◆ Exercise brief
The output should consist solely of the line containing "Extract the structured" and all lines after it through the final line of the entries below, reproduced exactly.

◆ Data
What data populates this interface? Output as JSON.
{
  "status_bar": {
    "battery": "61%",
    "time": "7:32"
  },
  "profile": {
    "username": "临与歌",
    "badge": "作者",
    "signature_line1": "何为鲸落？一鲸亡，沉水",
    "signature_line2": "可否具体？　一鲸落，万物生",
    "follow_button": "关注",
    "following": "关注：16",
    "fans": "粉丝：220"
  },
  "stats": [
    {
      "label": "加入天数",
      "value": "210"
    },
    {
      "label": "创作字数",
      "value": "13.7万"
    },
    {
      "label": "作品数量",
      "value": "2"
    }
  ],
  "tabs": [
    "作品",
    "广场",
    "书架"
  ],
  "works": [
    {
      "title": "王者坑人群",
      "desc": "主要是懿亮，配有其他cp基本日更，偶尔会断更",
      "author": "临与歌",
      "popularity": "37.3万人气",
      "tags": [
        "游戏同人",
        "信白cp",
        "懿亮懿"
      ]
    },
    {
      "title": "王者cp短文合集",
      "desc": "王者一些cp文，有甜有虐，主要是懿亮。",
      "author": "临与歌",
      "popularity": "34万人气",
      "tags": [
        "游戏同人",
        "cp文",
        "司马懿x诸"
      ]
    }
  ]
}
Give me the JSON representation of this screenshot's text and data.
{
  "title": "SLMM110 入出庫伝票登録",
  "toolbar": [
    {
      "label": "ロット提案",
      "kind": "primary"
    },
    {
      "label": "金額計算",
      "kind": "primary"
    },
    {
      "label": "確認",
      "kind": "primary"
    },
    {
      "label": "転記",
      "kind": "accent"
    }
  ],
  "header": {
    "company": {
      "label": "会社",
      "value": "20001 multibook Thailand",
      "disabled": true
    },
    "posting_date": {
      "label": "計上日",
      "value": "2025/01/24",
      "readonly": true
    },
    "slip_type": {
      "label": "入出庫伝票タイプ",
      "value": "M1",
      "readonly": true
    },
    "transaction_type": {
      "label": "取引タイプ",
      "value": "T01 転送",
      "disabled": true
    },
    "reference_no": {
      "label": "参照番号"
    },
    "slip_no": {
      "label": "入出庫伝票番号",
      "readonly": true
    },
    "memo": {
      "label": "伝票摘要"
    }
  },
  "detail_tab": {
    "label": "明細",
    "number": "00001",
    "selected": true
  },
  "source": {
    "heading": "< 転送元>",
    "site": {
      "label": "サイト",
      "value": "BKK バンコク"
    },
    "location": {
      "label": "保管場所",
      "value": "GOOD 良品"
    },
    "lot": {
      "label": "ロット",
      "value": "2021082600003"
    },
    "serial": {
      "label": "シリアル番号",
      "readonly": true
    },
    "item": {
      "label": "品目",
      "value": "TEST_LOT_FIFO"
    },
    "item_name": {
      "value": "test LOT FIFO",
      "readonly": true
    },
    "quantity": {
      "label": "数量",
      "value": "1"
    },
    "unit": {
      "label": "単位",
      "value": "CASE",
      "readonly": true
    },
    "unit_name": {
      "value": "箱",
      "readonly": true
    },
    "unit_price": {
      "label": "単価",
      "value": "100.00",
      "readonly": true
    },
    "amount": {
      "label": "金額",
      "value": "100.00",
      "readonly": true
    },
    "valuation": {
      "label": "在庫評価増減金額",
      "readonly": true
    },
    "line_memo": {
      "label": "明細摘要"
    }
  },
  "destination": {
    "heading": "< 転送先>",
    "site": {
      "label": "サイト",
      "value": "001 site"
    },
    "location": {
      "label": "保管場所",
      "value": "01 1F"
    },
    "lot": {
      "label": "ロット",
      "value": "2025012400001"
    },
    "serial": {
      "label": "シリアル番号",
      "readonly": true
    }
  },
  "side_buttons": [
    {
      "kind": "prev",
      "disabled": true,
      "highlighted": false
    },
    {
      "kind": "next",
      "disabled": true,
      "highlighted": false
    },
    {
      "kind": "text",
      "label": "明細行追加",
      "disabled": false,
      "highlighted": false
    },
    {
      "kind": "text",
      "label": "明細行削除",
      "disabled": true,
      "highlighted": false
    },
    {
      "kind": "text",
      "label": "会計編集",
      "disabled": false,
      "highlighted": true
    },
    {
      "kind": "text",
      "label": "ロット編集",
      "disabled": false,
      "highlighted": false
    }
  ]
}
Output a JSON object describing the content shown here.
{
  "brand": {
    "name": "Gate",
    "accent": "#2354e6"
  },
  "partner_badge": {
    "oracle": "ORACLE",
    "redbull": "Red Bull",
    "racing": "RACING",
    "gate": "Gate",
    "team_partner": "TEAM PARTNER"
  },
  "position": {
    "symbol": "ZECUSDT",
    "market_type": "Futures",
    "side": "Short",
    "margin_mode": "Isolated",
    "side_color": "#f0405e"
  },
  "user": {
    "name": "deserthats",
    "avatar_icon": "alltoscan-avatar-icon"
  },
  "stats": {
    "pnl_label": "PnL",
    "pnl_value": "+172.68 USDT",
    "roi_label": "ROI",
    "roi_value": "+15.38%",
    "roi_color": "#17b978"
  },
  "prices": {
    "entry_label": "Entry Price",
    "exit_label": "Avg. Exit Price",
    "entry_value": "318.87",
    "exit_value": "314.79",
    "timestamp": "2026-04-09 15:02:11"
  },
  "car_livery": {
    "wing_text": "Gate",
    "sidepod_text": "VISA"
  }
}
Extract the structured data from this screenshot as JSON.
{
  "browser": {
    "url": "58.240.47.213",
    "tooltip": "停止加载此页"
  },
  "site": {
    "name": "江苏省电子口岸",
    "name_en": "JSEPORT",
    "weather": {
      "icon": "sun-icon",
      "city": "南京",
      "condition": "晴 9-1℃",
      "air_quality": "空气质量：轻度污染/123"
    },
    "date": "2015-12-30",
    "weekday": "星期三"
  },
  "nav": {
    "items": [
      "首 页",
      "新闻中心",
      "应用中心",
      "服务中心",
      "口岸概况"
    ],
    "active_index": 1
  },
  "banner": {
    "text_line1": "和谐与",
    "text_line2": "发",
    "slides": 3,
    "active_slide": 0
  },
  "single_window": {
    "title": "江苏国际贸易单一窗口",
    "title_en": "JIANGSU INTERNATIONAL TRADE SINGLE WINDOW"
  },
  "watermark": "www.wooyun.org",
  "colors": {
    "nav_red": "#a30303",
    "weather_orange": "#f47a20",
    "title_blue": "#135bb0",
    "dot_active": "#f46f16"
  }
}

◆ Task solution
Extract the structured data from this screenshot as JSON.
{
  "browser": {
    "url": "58.240.47.213",
    "tooltip": "停止加载此页"
  },
  "site": {
    "name": "江苏省电子口岸",
    "name_en": "JSEPORT",
    "weather": {
      "icon": "sun-icon",
      "city": "南京",
      "condition": "晴 9-1℃",
      "air_quality": "空气质量：轻度污染/123"
    },
    "date": "2015-12-30",
    "weekday": "星期三"
  },
  "nav": {
    "items": [
      "首 页",
      "新闻中心",
      "应用中心",
      "服务中心",
      "口岸概况"
    ],
    "active_index": 1
  },
  "banner": {
    "text_line1": "和谐与",
    "text_line2": "发",
    "slides": 3,
    "active_slide": 0
  },
  "single_window": {
    "title": "江苏国际贸易单一窗口",
    "title_en": "JIANGSU INTERNATIONAL TRADE SINGLE WINDOW"
  },
  "watermark": "www.wooyun.org",
  "colors": {
    "nav_red": "#a30303",
    "weather_orange": "#f47a20",
    "title_blue": "#135bb0",
    "dot_active": "#f46f16"
  }
}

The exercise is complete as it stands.